  32. @32-

    I have mentioned many times on this board that the Lakers miss Walton. Limited as he is, they need his passing and his ten minutes a game. John Hollinger also said this a couple of weeks ago. Kevin Pelton has said it, as has Phil.

    While I am not a PT or anything and don’t know for sure that the MPG are affecting KB24, I don’t think the games in which Phil pushed Kobe to 43-44 MPG+ were required by the injury to Walton. Phil could have let Vujacic play 10-15 and played Artest a little more. He chose not to.

    Also, as I said three months ago, there is a stark contrast between how Popovich has used his veteran stars and how Jackson has used his. I posted the MPG for the relevant players here a few days ago. Looking at Kobe the last two weeks and Ginobili the last two weeks, one has to wonder.

    As far as Morrison, all advanced stats indicated prior to the trade that he is not an NBA player. Given that the Lakers have had no backup 3 most of the year, how desperately they need outside shooting, and that Phil has now seen Morrison practice and scrimmage for nearly a year, he must be really bad.

    I don’t mean to sound too negative. Phil Jackson’s track record speaks for itself. But he has not done a great job with the younger personnel on this team–Bynum, Farmar and maybe Vujacic all seem capable of giving more than they have. Part of that is on them, part of that is just the way it is–veteran team, system. But part of it is on Phil Jackson and it has lead to his riding his horses very hard.

    Finally, I don’t know if anyone listens to Spero Dedes and Mychal Thompson much, but I often catch parts of games on radio when I am out some place, and both Thompson and Dedes have called Phil out for not sitting the starters soon enough in routes–Phil seemed to get jumpy about that after the bench let teams get games back to single digits in garbage time a couple of times.

  33. Robinred,
    You make good points and they show why coaching is so hard. I know you weren’t doing this, but in the game thread people were hammering Phil for what he did and didn’t do. Hindsight is 20/20 though.

    What I mean is, some are questioning if Phil even wanted to win the game last night, but then three comments later we’ve got questions about if Phil has played his starters too much. Which one is it (again, not directed at you)?

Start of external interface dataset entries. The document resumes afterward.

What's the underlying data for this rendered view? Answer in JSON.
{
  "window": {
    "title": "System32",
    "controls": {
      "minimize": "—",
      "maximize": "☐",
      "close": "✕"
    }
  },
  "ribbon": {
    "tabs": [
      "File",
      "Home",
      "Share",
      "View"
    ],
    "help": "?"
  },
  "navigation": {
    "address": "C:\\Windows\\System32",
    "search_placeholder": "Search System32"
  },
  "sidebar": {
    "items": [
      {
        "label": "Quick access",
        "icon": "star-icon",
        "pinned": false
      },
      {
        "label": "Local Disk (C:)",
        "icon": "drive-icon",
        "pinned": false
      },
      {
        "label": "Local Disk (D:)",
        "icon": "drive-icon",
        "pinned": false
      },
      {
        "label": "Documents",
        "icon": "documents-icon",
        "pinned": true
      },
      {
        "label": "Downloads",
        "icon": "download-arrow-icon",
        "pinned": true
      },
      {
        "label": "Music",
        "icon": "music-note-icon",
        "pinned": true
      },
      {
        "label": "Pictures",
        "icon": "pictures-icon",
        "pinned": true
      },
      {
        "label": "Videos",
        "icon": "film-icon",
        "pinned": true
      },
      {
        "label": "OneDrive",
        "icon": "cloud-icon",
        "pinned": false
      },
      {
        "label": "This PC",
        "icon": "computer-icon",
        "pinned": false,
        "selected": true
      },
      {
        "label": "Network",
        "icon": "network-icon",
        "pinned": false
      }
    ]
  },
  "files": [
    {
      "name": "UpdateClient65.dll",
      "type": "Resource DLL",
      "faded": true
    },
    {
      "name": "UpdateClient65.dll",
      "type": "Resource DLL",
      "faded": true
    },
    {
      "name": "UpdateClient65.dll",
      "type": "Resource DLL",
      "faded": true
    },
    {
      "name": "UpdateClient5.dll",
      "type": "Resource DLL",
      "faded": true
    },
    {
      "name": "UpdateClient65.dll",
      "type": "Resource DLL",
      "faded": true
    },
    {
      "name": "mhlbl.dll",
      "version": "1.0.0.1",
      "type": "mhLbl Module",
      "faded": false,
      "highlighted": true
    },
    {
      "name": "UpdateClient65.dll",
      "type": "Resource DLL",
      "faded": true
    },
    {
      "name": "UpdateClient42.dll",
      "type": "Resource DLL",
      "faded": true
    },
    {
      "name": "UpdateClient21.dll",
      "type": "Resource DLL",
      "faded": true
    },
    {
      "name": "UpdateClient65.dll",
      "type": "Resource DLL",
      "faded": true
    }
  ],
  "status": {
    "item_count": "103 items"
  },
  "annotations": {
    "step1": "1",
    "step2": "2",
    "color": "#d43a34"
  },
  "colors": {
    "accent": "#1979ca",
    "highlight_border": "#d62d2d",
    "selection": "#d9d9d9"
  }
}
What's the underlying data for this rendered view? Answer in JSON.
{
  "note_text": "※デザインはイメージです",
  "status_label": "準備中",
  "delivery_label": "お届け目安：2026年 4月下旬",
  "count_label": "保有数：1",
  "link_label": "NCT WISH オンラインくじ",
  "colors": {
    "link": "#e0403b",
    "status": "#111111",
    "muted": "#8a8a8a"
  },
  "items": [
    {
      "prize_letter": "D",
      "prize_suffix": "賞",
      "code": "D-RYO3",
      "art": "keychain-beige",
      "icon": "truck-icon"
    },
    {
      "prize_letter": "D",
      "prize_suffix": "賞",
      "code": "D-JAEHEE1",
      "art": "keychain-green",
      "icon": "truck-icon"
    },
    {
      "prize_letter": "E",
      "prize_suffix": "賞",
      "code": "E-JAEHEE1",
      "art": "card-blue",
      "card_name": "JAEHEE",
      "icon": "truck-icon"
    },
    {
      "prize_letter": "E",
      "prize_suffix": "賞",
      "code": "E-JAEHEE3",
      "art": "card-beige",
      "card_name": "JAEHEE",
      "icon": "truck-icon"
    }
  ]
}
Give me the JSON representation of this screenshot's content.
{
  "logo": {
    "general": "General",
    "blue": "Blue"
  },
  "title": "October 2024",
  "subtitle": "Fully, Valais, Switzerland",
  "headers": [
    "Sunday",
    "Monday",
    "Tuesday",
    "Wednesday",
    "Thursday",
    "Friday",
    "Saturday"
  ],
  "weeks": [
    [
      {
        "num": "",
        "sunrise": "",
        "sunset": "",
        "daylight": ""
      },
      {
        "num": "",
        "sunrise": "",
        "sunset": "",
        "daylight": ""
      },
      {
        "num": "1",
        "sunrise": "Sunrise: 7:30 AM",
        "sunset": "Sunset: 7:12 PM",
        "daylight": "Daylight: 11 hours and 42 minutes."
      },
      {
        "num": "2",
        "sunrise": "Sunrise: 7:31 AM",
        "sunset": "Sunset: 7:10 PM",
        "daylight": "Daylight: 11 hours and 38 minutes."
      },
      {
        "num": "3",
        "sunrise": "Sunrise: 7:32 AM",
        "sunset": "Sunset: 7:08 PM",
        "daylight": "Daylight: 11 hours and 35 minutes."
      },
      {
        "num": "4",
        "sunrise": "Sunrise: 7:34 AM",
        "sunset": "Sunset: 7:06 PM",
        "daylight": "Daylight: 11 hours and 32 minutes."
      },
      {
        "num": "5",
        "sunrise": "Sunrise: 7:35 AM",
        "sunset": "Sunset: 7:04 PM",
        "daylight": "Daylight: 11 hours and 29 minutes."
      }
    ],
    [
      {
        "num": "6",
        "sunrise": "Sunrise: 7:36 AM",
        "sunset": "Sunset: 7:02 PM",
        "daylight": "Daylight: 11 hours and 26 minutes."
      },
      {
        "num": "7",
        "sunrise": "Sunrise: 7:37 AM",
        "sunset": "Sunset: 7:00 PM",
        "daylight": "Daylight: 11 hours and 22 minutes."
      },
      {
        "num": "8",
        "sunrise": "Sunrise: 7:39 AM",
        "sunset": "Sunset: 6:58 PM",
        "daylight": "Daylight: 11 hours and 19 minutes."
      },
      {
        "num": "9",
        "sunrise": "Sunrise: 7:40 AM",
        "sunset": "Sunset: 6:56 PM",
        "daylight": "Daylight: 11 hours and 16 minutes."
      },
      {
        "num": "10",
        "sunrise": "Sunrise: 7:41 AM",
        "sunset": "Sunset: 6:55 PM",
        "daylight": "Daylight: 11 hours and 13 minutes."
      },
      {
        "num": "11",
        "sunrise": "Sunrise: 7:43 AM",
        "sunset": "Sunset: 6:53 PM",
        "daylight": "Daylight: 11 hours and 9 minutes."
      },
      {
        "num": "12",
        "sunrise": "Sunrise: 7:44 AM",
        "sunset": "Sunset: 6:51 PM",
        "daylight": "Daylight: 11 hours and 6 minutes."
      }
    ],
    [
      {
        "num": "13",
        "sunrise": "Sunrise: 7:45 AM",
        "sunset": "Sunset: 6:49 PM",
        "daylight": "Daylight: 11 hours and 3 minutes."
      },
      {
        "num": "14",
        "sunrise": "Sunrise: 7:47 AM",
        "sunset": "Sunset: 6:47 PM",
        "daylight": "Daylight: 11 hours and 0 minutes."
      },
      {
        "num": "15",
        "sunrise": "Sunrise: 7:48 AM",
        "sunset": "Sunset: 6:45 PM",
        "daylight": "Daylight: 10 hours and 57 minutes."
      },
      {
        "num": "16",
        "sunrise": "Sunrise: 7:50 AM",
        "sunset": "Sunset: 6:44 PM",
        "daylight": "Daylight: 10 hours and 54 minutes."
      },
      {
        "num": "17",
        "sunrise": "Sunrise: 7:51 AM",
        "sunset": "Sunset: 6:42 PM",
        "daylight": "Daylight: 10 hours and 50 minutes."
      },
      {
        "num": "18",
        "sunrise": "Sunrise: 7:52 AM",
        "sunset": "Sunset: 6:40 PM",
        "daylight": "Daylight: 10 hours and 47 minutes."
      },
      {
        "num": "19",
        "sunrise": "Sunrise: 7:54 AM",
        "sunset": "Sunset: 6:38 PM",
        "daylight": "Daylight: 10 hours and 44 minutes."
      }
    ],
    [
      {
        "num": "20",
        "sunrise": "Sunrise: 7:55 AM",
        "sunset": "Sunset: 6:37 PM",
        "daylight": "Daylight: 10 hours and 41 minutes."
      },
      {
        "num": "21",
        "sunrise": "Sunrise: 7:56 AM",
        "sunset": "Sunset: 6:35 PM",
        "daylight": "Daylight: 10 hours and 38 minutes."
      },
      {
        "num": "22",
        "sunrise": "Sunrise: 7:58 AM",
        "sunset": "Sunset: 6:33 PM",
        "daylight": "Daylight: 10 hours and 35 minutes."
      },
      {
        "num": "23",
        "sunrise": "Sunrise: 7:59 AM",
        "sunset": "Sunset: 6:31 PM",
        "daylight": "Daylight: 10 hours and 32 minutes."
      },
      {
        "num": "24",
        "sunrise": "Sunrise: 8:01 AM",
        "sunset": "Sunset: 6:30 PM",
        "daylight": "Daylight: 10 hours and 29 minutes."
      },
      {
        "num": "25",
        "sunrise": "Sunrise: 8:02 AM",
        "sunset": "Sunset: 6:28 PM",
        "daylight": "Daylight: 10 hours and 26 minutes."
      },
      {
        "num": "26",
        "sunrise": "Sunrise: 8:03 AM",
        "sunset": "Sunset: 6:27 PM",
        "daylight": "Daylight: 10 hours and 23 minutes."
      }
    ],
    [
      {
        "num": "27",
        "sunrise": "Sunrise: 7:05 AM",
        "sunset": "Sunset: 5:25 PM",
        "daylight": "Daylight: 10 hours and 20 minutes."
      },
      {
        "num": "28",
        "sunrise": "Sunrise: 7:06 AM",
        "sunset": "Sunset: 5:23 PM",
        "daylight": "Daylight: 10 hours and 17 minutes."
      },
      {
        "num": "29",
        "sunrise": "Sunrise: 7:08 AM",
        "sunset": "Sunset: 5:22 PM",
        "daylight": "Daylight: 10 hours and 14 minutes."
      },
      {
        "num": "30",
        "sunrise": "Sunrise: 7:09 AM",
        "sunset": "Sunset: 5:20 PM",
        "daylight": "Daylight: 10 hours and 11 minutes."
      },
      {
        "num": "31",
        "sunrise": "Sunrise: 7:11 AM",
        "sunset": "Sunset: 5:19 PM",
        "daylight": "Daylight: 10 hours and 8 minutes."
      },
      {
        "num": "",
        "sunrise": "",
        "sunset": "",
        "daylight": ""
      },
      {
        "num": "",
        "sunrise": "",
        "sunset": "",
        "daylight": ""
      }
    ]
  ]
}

    Being that I’m not Phil, all I can say is that (I would think) he played the guys that he thought would win him the game. If the Lakers were really looking to earn the best record in the NBA this season, they’ll know that last year the Cavs won 66 games. In 2008, Boston won 66 games. The year before that Dallas won 67 games. I say all this because if you’re really pushing for home court throughout the entire playoffs, it will take a high win total.

    Does this excuse the high minute totals? No. But it helps explain them. Just like you mentioned the Lakers have had an unreliable bench and injuries to every major player on the team that has caused that player to miss games (save Odom). And with a top heavy line up where we actually do want at least two starters on the floor at the same time, the minute allocation is already going to be a tricky juggling act. I do hear what you’re saying though.

  34. Darius,

    Thanks.

    On the other thread, I didn’t second-guess Phil for the last possession–I tend not to second-guess on specific tactics all that much.

    And, there is wisdom to “Phil knows his guiys” on the MPG issue. But “swelling in his right knee” at this stage of the season is not something I want to hear about #24. We’ll see.

  35. Thank you JP for your questions of why. Those are exactly the same questions I asked after the game.

    Nice to see someone with basketball knowledge of what is right or wrong.

  36. Aaron on number 3. Everyone is missing the point. That play represents Fisher entire year. A 37% shooter who is 2 for 11 thinking he is still young, can shoot and compete in the NBA,

    How long can he continue to fool the coaches, the team and the fans.

    I bet he could sell lots of real estate in Iceland right now he is that good of a salesman.

    No Aaron I want to be CEO not VP.